Under new property tax reform laws that go into effect Jan. 1, a city’s property tax revenue cannot increase more than 3.5% year over year without approval from voters. Officials have said Austin will see an estimated $58 million gap between revenue and expenses by 2024.
At the same time, the city and its demand for greenspace continues to grow. Austin’s current population of about 980,000 now is expected to double by 2040.
The trail gets more than 4 million visits each year, up from 2.6 million a year in 2016. That’s an average of 8,000 people per day and up to 15,000 on peak days, according to The Trail Foundation statistics.
“(The city’s) resources are declining at the same time trail use is growing,” Anderson said.
The Trail Foundation has a demonstrated track record of success and has worked with the parks department for many years to make capital improvements, McKnight said. “It’s a natural progression to see how they can play a larger role in how our department can manage operations and maintenance.”
Even if the city transfers the operations and maintenance of the land to The Trail Foundation, it will remain city-owned property.
“This will always be public parkland,” Anderson said. “This is not privatization at all. This is just relieving pressure on the Parks and Recreation Department.”
If the transfer takes place, the foundation would need to increase its staff size, Anderson said. That would likely happen in phases. It would also have to ramp up fundraising efforts.
“We can’t go from eight people to 30 people in a year,” Anderson said. “And as we take on more, our fundraising has to grow in parallel.”
Officials have not yet determined exactly what land would be affected by any transfer. While the trail itself would be covered, it’s unclear if areas like Vic Mathias Shores, formerly Auditorium Shores, would be affected.
“Those are discussions we’re having now," Anderson said. "Ultimately, we’d end up with a license agreement with the city that would outline everything the city does and everything we do.”
Similar public-private partnerships have grown increasingly common throughout the country. Central Park in New York City blazed the way in the 1980s. Today the city handles emergency services at that park, but the Central Park Conservancy manages the grounds.

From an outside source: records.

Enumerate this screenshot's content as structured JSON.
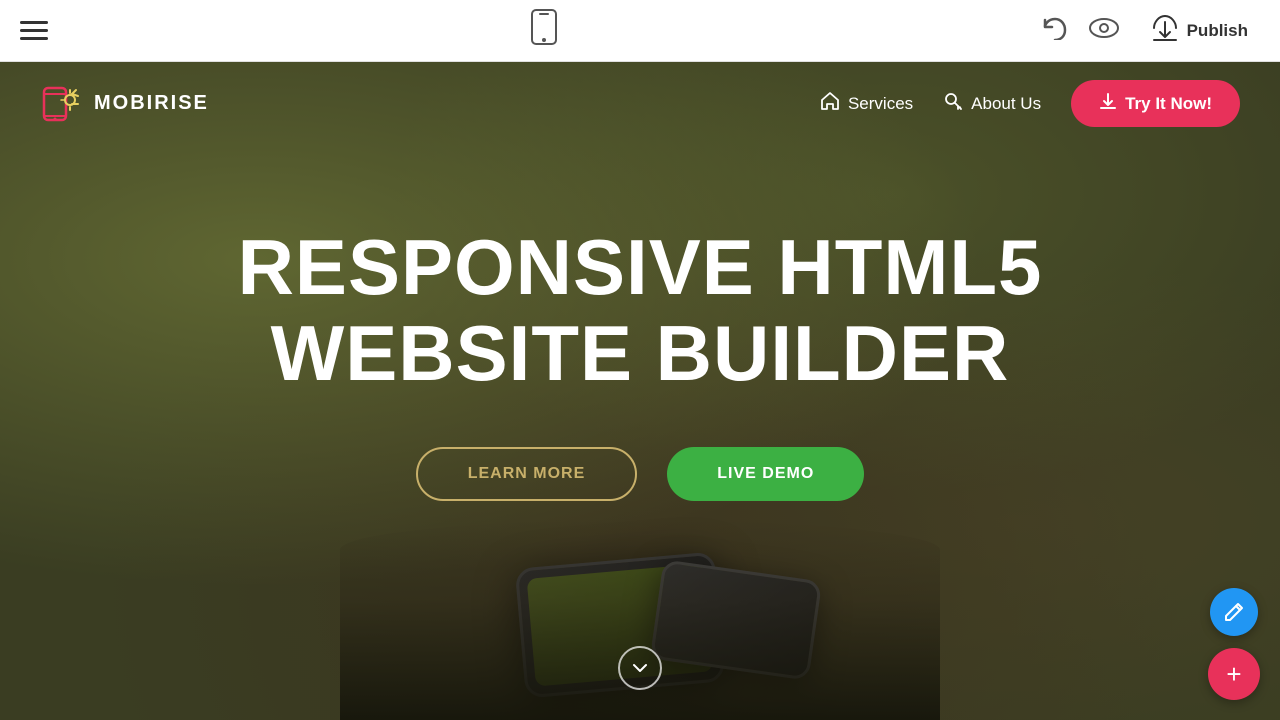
{
  "toolbar": {
    "publish_label": "Publish"
  },
  "hero": {
    "logo": {
      "text": "MOBIRISE"
    },
    "nav": {
      "services_label": "Services",
      "about_label": "About Us",
      "try_label": "Try It Now!"
    },
    "title_line1": "RESPONSIVE HTML5",
    "title_line2": "WEBSITE BUILDER",
    "btn_learn": "LEARN MORE",
    "btn_demo": "LIVE DEMO"
  },
  "fab": {
    "edit_icon": "✏",
    "add_icon": "+"
  }
}
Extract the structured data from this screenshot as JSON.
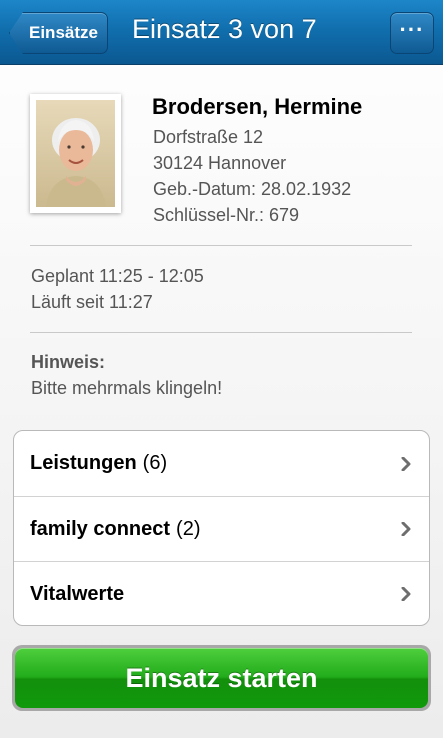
{
  "navbar": {
    "back_label": "Einsätze",
    "title": "Einsatz 3 von 7",
    "more_label": "···"
  },
  "patient": {
    "name": "Brodersen, Hermine",
    "street": "Dorfstraße 12",
    "city": "30124 Hannover",
    "birthdate": "Geb.-Datum: 28.02.1932",
    "key_no": "Schlüssel-Nr.: 679"
  },
  "schedule": {
    "planned": "Geplant 11:25 - 12:05",
    "running": "Läuft seit 11:27"
  },
  "hint": {
    "label": "Hinweis:",
    "text": "Bitte mehrmals klingeln!"
  },
  "list": {
    "items": [
      {
        "label": "Leistungen",
        "count": "(6)"
      },
      {
        "label": "family connect",
        "count": "(2)"
      },
      {
        "label": "Vitalwerte",
        "count": ""
      }
    ]
  },
  "start_button": {
    "label": "Einsatz starten"
  },
  "colors": {
    "navbar": "#116fae",
    "start_button": "#22ac1b"
  }
}
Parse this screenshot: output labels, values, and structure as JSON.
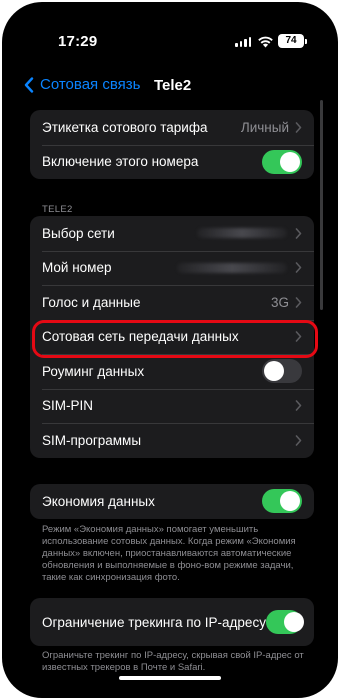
{
  "status_bar": {
    "time": "17:29",
    "battery": "74",
    "icons": [
      "cellular-signal-icon",
      "wifi-icon",
      "battery-icon"
    ]
  },
  "nav": {
    "back_label": "Сотовая связь",
    "title": "Tele2"
  },
  "group1": {
    "rows": [
      {
        "label": "Этикетка сотового тарифа",
        "value": "Личный",
        "accessory": "chevron"
      },
      {
        "label": "Включение этого номера",
        "toggle": true
      }
    ]
  },
  "section": {
    "header": "TELE2"
  },
  "group2": {
    "rows": [
      {
        "label": "Выбор сети",
        "accessory": "chevron",
        "value_redacted": true
      },
      {
        "label": "Мой номер",
        "accessory": "chevron",
        "value_redacted": true
      },
      {
        "label": "Голос и данные",
        "value": "3G",
        "accessory": "chevron"
      },
      {
        "label": "Сотовая сеть передачи данных",
        "accessory": "chevron",
        "highlighted": true
      },
      {
        "label": "Роуминг данных",
        "toggle": false
      },
      {
        "label": "SIM-PIN",
        "accessory": "chevron"
      },
      {
        "label": "SIM-программы",
        "accessory": "chevron"
      }
    ]
  },
  "group3": {
    "rows": [
      {
        "label": "Экономия данных",
        "toggle": true
      }
    ],
    "footnote": "Режим «Экономия данных» помогает уменьшить использование сотовых данных. Когда режим «Экономия данных» включен, приостанавливаются автоматические обновления и выполняемые в фоно-вом режиме задачи, такие как синхронизация фото."
  },
  "group4": {
    "rows": [
      {
        "label": "Ограничение трекинга по IP-адресу",
        "toggle": true
      }
    ],
    "footnote": "Ограничьте трекинг по IP-адресу, скрывая свой IP-адрес от известных трекеров в Почте и Safari."
  },
  "colors": {
    "accent": "#0a84ff",
    "toggle_on": "#34c759",
    "highlight_border": "#e50914",
    "cell_background": "#1c1c1e",
    "secondary_text": "#8e8e93"
  }
}
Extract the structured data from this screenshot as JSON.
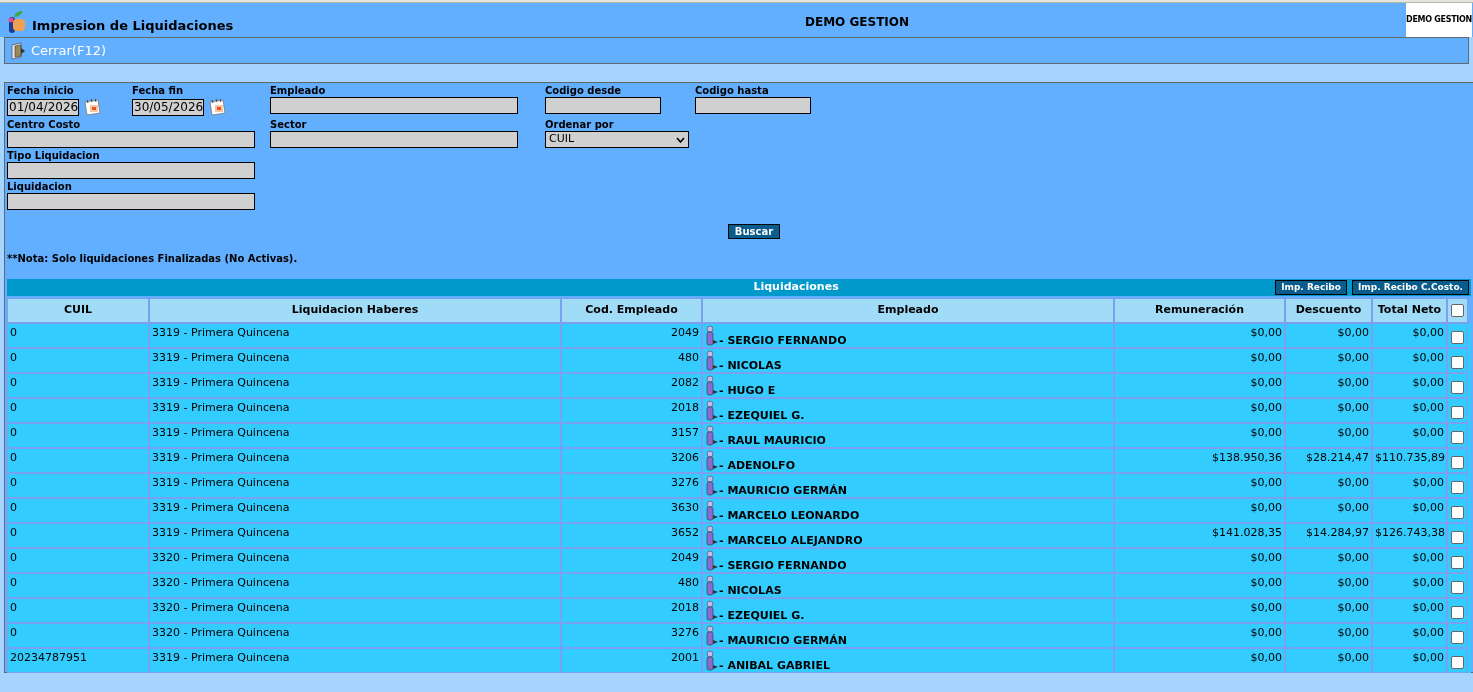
{
  "header": {
    "title": "Impresion de Liquidaciones",
    "company": "DEMO GESTION",
    "logo_text": "DEMO GESTION"
  },
  "toolbar": [
    {
      "label": "Cerrar(F12)"
    }
  ],
  "filters": [
    [
      {
        "label": "Fecha inicio",
        "kind": "date",
        "value": "01/04/2026"
      },
      {
        "label": "Fecha fin",
        "kind": "date",
        "value": "30/05/2026"
      },
      {
        "label": "Empleado",
        "kind": "text"
      },
      {
        "label": "Codigo desde",
        "kind": "short"
      },
      {
        "label": "Codigo hasta",
        "kind": "short"
      }
    ],
    [
      {
        "label": "Centro Costo",
        "kind": "text"
      },
      {
        "label": "Sector",
        "kind": "text"
      },
      {
        "label": "Ordenar por",
        "kind": "select",
        "value": "CUIL"
      }
    ],
    [
      {
        "label": "Tipo Liquidacion",
        "kind": "text"
      }
    ],
    [
      {
        "label": "Liquidacion",
        "kind": "text"
      }
    ]
  ],
  "search_button": "Buscar",
  "note": "**Nota: Solo liquidaciones Finalizadas (No Activas).",
  "table": {
    "title": "Liquidaciones",
    "actions": [
      "Imp. Recibo",
      "Imp. Recibo C.Costo."
    ],
    "columns": [
      "CUIL",
      "Liquidacion Haberes",
      "Cod. Empleado",
      "Empleado",
      "Remuneración",
      "Descuento",
      "Total Neto"
    ],
    "select_all_checked": false,
    "rows": [
      {
        "cuil": "0",
        "liquidacion": "3319 - Primera Quincena",
        "codigo": "2049",
        "empleado": "- SERGIO FERNANDO",
        "remuneracion": "$0,00",
        "descuento": "$0,00",
        "neto": "$0,00",
        "checked": false
      },
      {
        "cuil": "0",
        "liquidacion": "3319 - Primera Quincena",
        "codigo": "480",
        "empleado": "- NICOLAS",
        "remuneracion": "$0,00",
        "descuento": "$0,00",
        "neto": "$0,00",
        "checked": false
      },
      {
        "cuil": "0",
        "liquidacion": "3319 - Primera Quincena",
        "codigo": "2082",
        "empleado": "- HUGO E",
        "remuneracion": "$0,00",
        "descuento": "$0,00",
        "neto": "$0,00",
        "checked": false
      },
      {
        "cuil": "0",
        "liquidacion": "3319 - Primera Quincena",
        "codigo": "2018",
        "empleado": "- EZEQUIEL G.",
        "remuneracion": "$0,00",
        "descuento": "$0,00",
        "neto": "$0,00",
        "checked": false
      },
      {
        "cuil": "0",
        "liquidacion": "3319 - Primera Quincena",
        "codigo": "3157",
        "empleado": "- RAUL MAURICIO",
        "remuneracion": "$0,00",
        "descuento": "$0,00",
        "neto": "$0,00",
        "checked": false
      },
      {
        "cuil": "0",
        "liquidacion": "3319 - Primera Quincena",
        "codigo": "3206",
        "empleado": "- ADENOLFO",
        "remuneracion": "$138.950,36",
        "descuento": "$28.214,47",
        "neto": "$110.735,89",
        "checked": false
      },
      {
        "cuil": "0",
        "liquidacion": "3319 - Primera Quincena",
        "codigo": "3276",
        "empleado": "- MAURICIO GERMÁN",
        "remuneracion": "$0,00",
        "descuento": "$0,00",
        "neto": "$0,00",
        "checked": false
      },
      {
        "cuil": "0",
        "liquidacion": "3319 - Primera Quincena",
        "codigo": "3630",
        "empleado": "- MARCELO LEONARDO",
        "remuneracion": "$0,00",
        "descuento": "$0,00",
        "neto": "$0,00",
        "checked": false
      },
      {
        "cuil": "0",
        "liquidacion": "3319 - Primera Quincena",
        "codigo": "3652",
        "empleado": "- MARCELO ALEJANDRO",
        "remuneracion": "$141.028,35",
        "descuento": "$14.284,97",
        "neto": "$126.743,38",
        "checked": false
      },
      {
        "cuil": "0",
        "liquidacion": "3320 - Primera Quincena",
        "codigo": "2049",
        "empleado": "- SERGIO FERNANDO",
        "remuneracion": "$0,00",
        "descuento": "$0,00",
        "neto": "$0,00",
        "checked": false
      },
      {
        "cuil": "0",
        "liquidacion": "3320 - Primera Quincena",
        "codigo": "480",
        "empleado": "- NICOLAS",
        "remuneracion": "$0,00",
        "descuento": "$0,00",
        "neto": "$0,00",
        "checked": false
      },
      {
        "cuil": "0",
        "liquidacion": "3320 - Primera Quincena",
        "codigo": "2018",
        "empleado": "- EZEQUIEL G.",
        "remuneracion": "$0,00",
        "descuento": "$0,00",
        "neto": "$0,00",
        "checked": false
      },
      {
        "cuil": "0",
        "liquidacion": "3320 - Primera Quincena",
        "codigo": "3276",
        "empleado": "- MAURICIO GERMÁN",
        "remuneracion": "$0,00",
        "descuento": "$0,00",
        "neto": "$0,00",
        "checked": false
      },
      {
        "cuil": "20234787951",
        "liquidacion": "3319 - Primera Quincena",
        "codigo": "2001",
        "empleado": "- ANIBAL GABRIEL",
        "remuneracion": "$0,00",
        "descuento": "$0,00",
        "neto": "$0,00",
        "checked": false
      }
    ]
  }
}
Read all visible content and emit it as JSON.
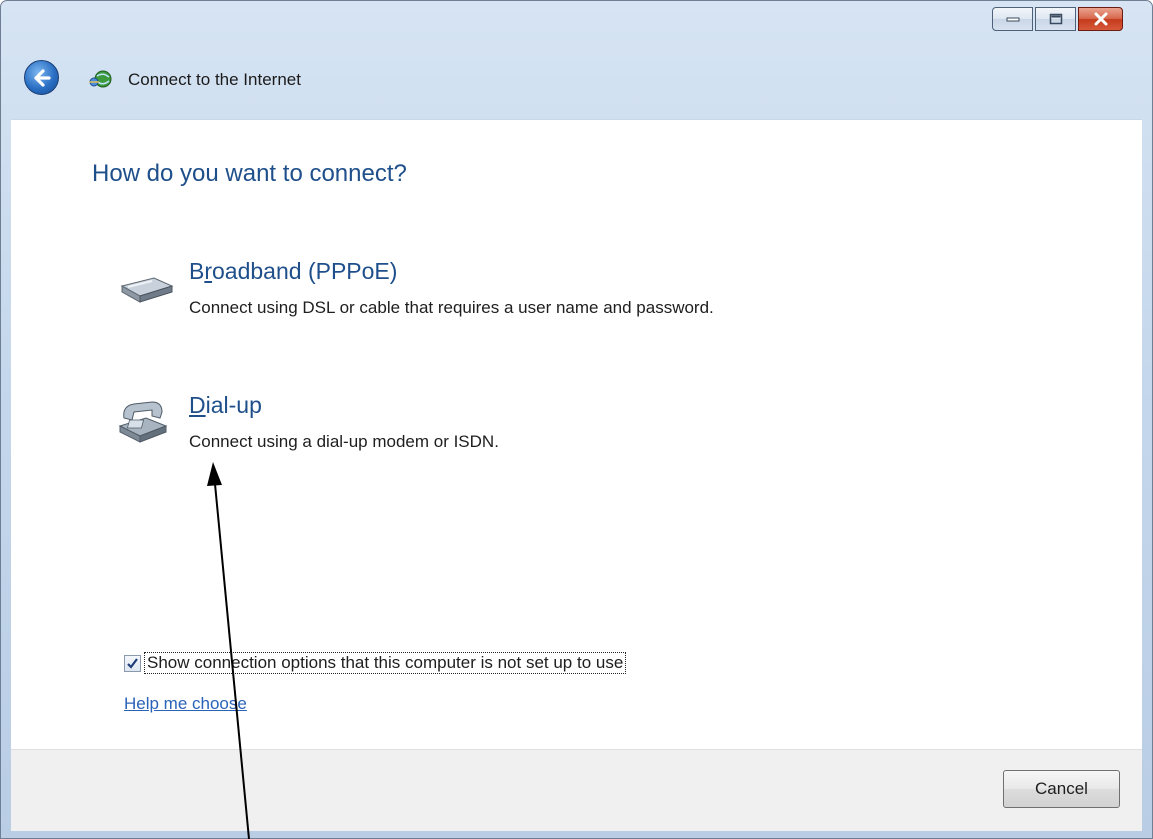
{
  "window": {
    "title": "Connect to the Internet",
    "icons": {
      "back": "back-arrow-icon",
      "title": "network-globe-icon",
      "minimize": "minimize-icon",
      "maximize": "maximize-icon",
      "close": "close-icon"
    }
  },
  "content": {
    "heading": "How do you want to connect?",
    "options": [
      {
        "title_pre": "B",
        "title_accel": "r",
        "title_post": "oadband (PPPoE)",
        "description": "Connect using DSL or cable that requires a user name and password.",
        "icon": "broadband-modem-icon"
      },
      {
        "title_pre": "",
        "title_accel": "D",
        "title_post": "ial-up",
        "description": "Connect using a dial-up modem or ISDN.",
        "icon": "telephone-modem-icon"
      }
    ],
    "show_options_checkbox": {
      "label": "Show connection options that this computer is not set up to use",
      "checked": true
    },
    "help_link": "Help me choose"
  },
  "footer": {
    "cancel_label": "Cancel"
  },
  "colors": {
    "heading": "#1f4f8b",
    "link": "#2a62b8",
    "close_button": "#c43a1c"
  }
}
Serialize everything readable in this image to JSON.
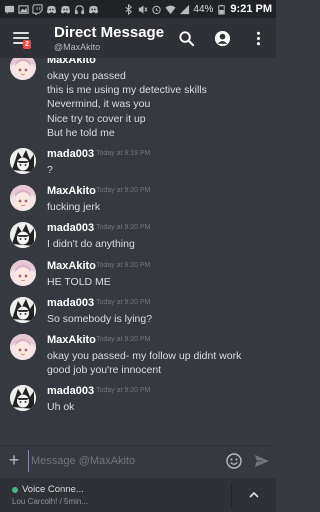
{
  "status_bar": {
    "battery": "44%",
    "time": "9:21 PM",
    "left_icons": [
      "chat-bubble-icon",
      "image-icon",
      "twitch-icon",
      "discord-icon",
      "discord-icon",
      "headphones-icon",
      "discord-icon"
    ],
    "right_icons": [
      "bluetooth-icon",
      "mute-icon",
      "alarm-icon",
      "wifi-icon",
      "signal-icon"
    ]
  },
  "header": {
    "title": "Direct Message",
    "subtitle": "@MaxAkito",
    "badge": "2"
  },
  "messages": [
    {
      "user": "MaxAkito",
      "time": "",
      "avatar": "maxakito",
      "lines": [
        "okay you passed",
        "this is me using my detective skills",
        "Nevermind, it was you",
        "Nice try to cover it up",
        "But he told me"
      ]
    },
    {
      "user": "mada003",
      "time": "Today at 9:19 PM",
      "avatar": "mada003",
      "lines": [
        "?"
      ]
    },
    {
      "user": "MaxAkito",
      "time": "Today at 9:20 PM",
      "avatar": "maxakito",
      "lines": [
        "fucking jerk"
      ]
    },
    {
      "user": "mada003",
      "time": "Today at 9:20 PM",
      "avatar": "mada003",
      "lines": [
        "I didn't do anything"
      ]
    },
    {
      "user": "MaxAkito",
      "time": "Today at 9:20 PM",
      "avatar": "maxakito",
      "lines": [
        "HE TOLD ME"
      ]
    },
    {
      "user": "mada003",
      "time": "Today at 9:20 PM",
      "avatar": "mada003",
      "lines": [
        "So somebody is lying?"
      ]
    },
    {
      "user": "MaxAkito",
      "time": "Today at 9:20 PM",
      "avatar": "maxakito",
      "lines": [
        "okay you passed- my follow up didnt work",
        "good job you're innocent"
      ]
    },
    {
      "user": "mada003",
      "time": "Today at 9:20 PM",
      "avatar": "mada003",
      "lines": [
        "Uh ok"
      ]
    }
  ],
  "compose": {
    "placeholder": "Message @MaxAkito"
  },
  "voice": {
    "title": "Voice Conne...",
    "subtitle": "Lou Carcolh! / 5min..."
  },
  "colors": {
    "background": "#36393f",
    "header": "#2f3136",
    "accent": "#7289da",
    "online": "#43b581",
    "badge": "#f04747"
  }
}
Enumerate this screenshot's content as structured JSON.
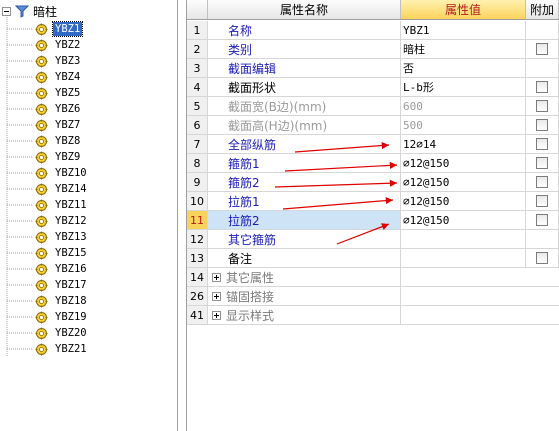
{
  "tree": {
    "root_label": "暗柱",
    "items": [
      "YBZ1",
      "YBZ2",
      "YBZ3",
      "YBZ4",
      "YBZ5",
      "YBZ6",
      "YBZ7",
      "YBZ8",
      "YBZ9",
      "YBZ10",
      "YBZ14",
      "YBZ11",
      "YBZ12",
      "YBZ13",
      "YBZ15",
      "YBZ16",
      "YBZ17",
      "YBZ18",
      "YBZ19",
      "YBZ20",
      "YBZ21"
    ],
    "selected": "YBZ1"
  },
  "grid": {
    "headers": {
      "name": "属性名称",
      "value": "属性值",
      "extra": "附加"
    },
    "rows": [
      {
        "num": "1",
        "name": "名称",
        "value": "YBZ1",
        "checkbox": false
      },
      {
        "num": "2",
        "name": "类别",
        "value": "暗柱",
        "checkbox": true
      },
      {
        "num": "3",
        "name": "截面编辑",
        "value": "否",
        "checkbox": false
      },
      {
        "num": "4",
        "name": "截面形状",
        "value": "L-b形",
        "checkbox": true
      },
      {
        "num": "5",
        "name": "截面宽(B边)(mm)",
        "value": "600",
        "checkbox": true
      },
      {
        "num": "6",
        "name": "截面高(H边)(mm)",
        "value": "500",
        "checkbox": true
      },
      {
        "num": "7",
        "name": "全部纵筋",
        "value": "12⌀14",
        "checkbox": true
      },
      {
        "num": "8",
        "name": "箍筋1",
        "value": "⌀12@150",
        "checkbox": true
      },
      {
        "num": "9",
        "name": "箍筋2",
        "value": "⌀12@150",
        "checkbox": true
      },
      {
        "num": "10",
        "name": "拉筋1",
        "value": "⌀12@150",
        "checkbox": true
      },
      {
        "num": "11",
        "name": "拉筋2",
        "value": "⌀12@150",
        "checkbox": true
      },
      {
        "num": "12",
        "name": "其它箍筋",
        "value": "",
        "checkbox": false
      },
      {
        "num": "13",
        "name": "备注",
        "value": "",
        "checkbox": true
      }
    ],
    "groups": [
      {
        "num": "14",
        "name": "其它属性"
      },
      {
        "num": "26",
        "name": "锚固搭接"
      },
      {
        "num": "41",
        "name": "显示样式"
      }
    ]
  },
  "colors": {
    "selection": "#3169c6",
    "header_highlight": "#fbd35c",
    "arrow": "#e00000",
    "blue_text": "#1b1bb8"
  }
}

The Highline in New York City and Buffalo Bayou in Houston also operate under similar plans, and in Austin, Waller Creek, Republic Square and Umlauf Sculpture Garden & Museum operate under such public-private partnerships.
“This is the direction of the future because parks departments just can’t fund themselves anymore,” Anderson said.
Members of the Central Park Conservancy are serving as mentors in the case of Austin’s Butler Hike and Bike Trail, and The Trail Foundation has hired consultant Tim Marshall with ETM Associates in New Jersey to help guide the potential transfer.
The city and the foundation shared the $25,000 cost to bring in the Urban Land Institute panel, which will spend a week studying the issues surrounding a transfer, touring the trail and interviewing stakeholders from the mayor to the person who mows the grass along the trail before preparing a report for the city. They’ll consider everything from liability to timing of the transfer, funding recommendations and prioritizing maintenance projects.
The panel is being conducted in conjunction with the 10-Minute Walk Campaign, a national movement with the mission of making sure urban Americans live within a 10-minute walk of a park.
The public is invited to hear the panel’s findings at 10:15 a.m. Aug. 30 in the special events room at the Austin Central Library, 710 Cesar Chavez St.